= Exercise prompt =
All of the entries are to be written out again verbatim.
[Records for this exercise — start]
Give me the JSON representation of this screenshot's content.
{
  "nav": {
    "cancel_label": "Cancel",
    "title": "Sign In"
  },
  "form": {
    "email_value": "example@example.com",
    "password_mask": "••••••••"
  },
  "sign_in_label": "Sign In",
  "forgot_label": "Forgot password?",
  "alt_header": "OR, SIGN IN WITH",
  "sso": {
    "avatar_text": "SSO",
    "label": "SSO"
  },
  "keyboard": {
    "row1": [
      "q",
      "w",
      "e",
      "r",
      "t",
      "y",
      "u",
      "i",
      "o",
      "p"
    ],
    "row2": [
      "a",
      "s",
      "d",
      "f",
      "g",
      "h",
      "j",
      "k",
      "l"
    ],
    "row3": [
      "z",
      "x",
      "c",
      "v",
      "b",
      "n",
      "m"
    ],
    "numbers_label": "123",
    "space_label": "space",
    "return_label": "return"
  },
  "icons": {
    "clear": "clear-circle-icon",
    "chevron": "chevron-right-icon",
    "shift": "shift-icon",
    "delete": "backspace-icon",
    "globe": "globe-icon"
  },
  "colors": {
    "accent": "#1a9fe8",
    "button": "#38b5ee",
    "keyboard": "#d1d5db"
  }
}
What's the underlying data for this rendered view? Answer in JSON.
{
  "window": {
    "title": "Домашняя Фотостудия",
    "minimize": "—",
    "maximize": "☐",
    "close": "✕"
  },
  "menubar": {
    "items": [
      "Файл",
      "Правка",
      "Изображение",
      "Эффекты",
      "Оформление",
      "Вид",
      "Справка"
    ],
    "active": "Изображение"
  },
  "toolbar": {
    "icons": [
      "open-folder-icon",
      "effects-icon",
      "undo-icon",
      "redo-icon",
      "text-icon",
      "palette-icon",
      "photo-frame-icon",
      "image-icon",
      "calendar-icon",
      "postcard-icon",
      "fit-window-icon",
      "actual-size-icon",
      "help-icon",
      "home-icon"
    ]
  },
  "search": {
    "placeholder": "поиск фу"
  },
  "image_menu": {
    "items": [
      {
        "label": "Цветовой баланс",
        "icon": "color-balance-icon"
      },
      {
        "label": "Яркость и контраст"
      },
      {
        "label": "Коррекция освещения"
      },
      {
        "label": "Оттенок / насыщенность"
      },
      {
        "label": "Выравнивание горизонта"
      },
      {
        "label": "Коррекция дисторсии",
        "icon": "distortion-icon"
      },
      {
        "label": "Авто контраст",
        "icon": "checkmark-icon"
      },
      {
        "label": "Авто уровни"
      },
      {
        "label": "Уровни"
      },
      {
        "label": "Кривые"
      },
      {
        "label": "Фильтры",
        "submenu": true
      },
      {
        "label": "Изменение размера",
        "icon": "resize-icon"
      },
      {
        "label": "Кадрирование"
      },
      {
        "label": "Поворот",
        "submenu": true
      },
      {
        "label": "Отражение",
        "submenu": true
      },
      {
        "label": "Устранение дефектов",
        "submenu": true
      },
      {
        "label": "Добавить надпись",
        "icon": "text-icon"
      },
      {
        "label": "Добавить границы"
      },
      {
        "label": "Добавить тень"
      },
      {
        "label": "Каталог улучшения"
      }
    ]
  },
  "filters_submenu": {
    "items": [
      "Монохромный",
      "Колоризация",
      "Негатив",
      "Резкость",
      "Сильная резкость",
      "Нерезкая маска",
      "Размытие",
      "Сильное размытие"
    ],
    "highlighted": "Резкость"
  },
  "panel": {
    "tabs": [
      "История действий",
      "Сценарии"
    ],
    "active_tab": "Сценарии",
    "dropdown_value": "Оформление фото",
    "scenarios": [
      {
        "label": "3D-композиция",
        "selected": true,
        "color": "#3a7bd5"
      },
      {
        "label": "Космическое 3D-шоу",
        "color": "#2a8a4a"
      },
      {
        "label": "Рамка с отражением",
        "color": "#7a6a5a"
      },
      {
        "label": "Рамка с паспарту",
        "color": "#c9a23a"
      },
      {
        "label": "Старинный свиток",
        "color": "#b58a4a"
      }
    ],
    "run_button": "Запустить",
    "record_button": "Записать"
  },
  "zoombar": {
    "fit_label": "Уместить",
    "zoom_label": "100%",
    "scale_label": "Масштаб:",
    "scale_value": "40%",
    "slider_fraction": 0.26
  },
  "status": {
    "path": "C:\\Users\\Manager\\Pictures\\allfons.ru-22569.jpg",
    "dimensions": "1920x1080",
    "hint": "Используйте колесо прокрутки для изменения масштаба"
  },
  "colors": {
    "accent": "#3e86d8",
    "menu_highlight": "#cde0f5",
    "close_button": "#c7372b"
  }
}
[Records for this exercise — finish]
= Expected output =
Give me the JSON representation of this screenshot's content.
{
  "nav": {
    "cancel_label": "Cancel",
    "title": "Sign In"
  },
  "form": {
    "email_value": "example@example.com",
    "password_mask": "••••••••"
  },
  "sign_in_label": "Sign In",
  "forgot_label": "Forgot password?",
  "alt_header": "OR, SIGN IN WITH",
  "sso": {
    "avatar_text": "SSO",
    "label": "SSO"
  },
  "keyboard": {
    "row1": [
      "q",
      "w",
      "e",
      "r",
      "t",
      "y",
      "u",
      "i",
      "o",
      "p"
    ],
    "row2": [
      "a",
      "s",
      "d",
      "f",
      "g",
      "h",
      "j",
      "k",
      "l"
    ],
    "row3": [
      "z",
      "x",
      "c",
      "v",
      "b",
      "n",
      "m"
    ],
    "numbers_label": "123",
    "space_label": "space",
    "return_label": "return"
  },
  "icons": {
    "clear": "clear-circle-icon",
    "chevron": "chevron-right-icon",
    "shift": "shift-icon",
    "delete": "backspace-icon",
    "globe": "globe-icon"
  },
  "colors": {
    "accent": "#1a9fe8",
    "button": "#38b5ee",
    "keyboard": "#d1d5db"
  }
}
What's the underlying data for this rendered view? Answer in JSON.
{
  "window": {
    "title": "Домашняя Фотостудия",
    "minimize": "—",
    "maximize": "☐",
    "close": "✕"
  },
  "menubar": {
    "items": [
      "Файл",
      "Правка",
      "Изображение",
      "Эффекты",
      "Оформление",
      "Вид",
      "Справка"
    ],
    "active": "Изображение"
  },
  "toolbar": {
    "icons": [
      "open-folder-icon",
      "effects-icon",
      "undo-icon",
      "redo-icon",
      "text-icon",
      "palette-icon",
      "photo-frame-icon",
      "image-icon",
      "calendar-icon",
      "postcard-icon",
      "fit-window-icon",
      "actual-size-icon",
      "help-icon",
      "home-icon"
    ]
  },
  "search": {
    "placeholder": "поиск фу"
  },
  "image_menu": {
    "items": [
      {
        "label": "Цветовой баланс",
        "icon": "color-balance-icon"
      },
      {
        "label": "Яркость и контраст"
      },
      {
        "label": "Коррекция освещения"
      },
      {
        "label": "Оттенок / насыщенность"
      },
      {
        "label": "Выравнивание горизонта"
      },
      {
        "label": "Коррекция дисторсии",
        "icon": "distortion-icon"
      },
      {
        "label": "Авто контраст",
        "icon": "checkmark-icon"
      },
      {
        "label": "Авто уровни"
      },
      {
        "label": "Уровни"
      },
      {
        "label": "Кривые"
      },
      {
        "label": "Фильтры",
        "submenu": true
      },
      {
        "label": "Изменение размера",
        "icon": "resize-icon"
      },
      {
        "label": "Кадрирование"
      },
      {
        "label": "Поворот",
        "submenu": true
      },
      {
        "label": "Отражение",
        "submenu": true
      },
      {
        "label": "Устранение дефектов",
        "submenu": true
      },
      {
        "label": "Добавить надпись",
        "icon": "text-icon"
      },
      {
        "label": "Добавить границы"
      },
      {
        "label": "Добавить тень"
      },
      {
        "label": "Каталог улучшения"
      }
    ]
  },
  "filters_submenu": {
    "items": [
      "Монохромный",
      "Колоризация",
      "Негатив",
      "Резкость",
      "Сильная резкость",
      "Нерезкая маска",
      "Размытие",
      "Сильное размытие"
    ],
    "highlighted": "Резкость"
  },
  "panel": {
    "tabs": [
      "История действий",
      "Сценарии"
    ],
    "active_tab": "Сценарии",
    "dropdown_value": "Оформление фото",
    "scenarios": [
      {
        "label": "3D-композиция",
        "selected": true,
        "color": "#3a7bd5"
      },
      {
        "label": "Космическое 3D-шоу",
        "color": "#2a8a4a"
      },
      {
        "label": "Рамка с отражением",
        "color": "#7a6a5a"
      },
      {
        "label": "Рамка с паспарту",
        "color": "#c9a23a"
      },
      {
        "label": "Старинный свиток",
        "color": "#b58a4a"
      }
    ],
    "run_button": "Запустить",
    "record_button": "Записать"
  },
  "zoombar": {
    "fit_label": "Уместить",
    "zoom_label": "100%",
    "scale_label": "Масштаб:",
    "scale_value": "40%",
    "slider_fraction": 0.26
  },
  "status": {
    "path": "C:\\Users\\Manager\\Pictures\\allfons.ru-22569.jpg",
    "dimensions": "1920x1080",
    "hint": "Используйте колесо прокрутки для изменения масштаба"
  },
  "colors": {
    "accent": "#3e86d8",
    "menu_highlight": "#cde0f5",
    "close_button": "#c7372b"
  }
}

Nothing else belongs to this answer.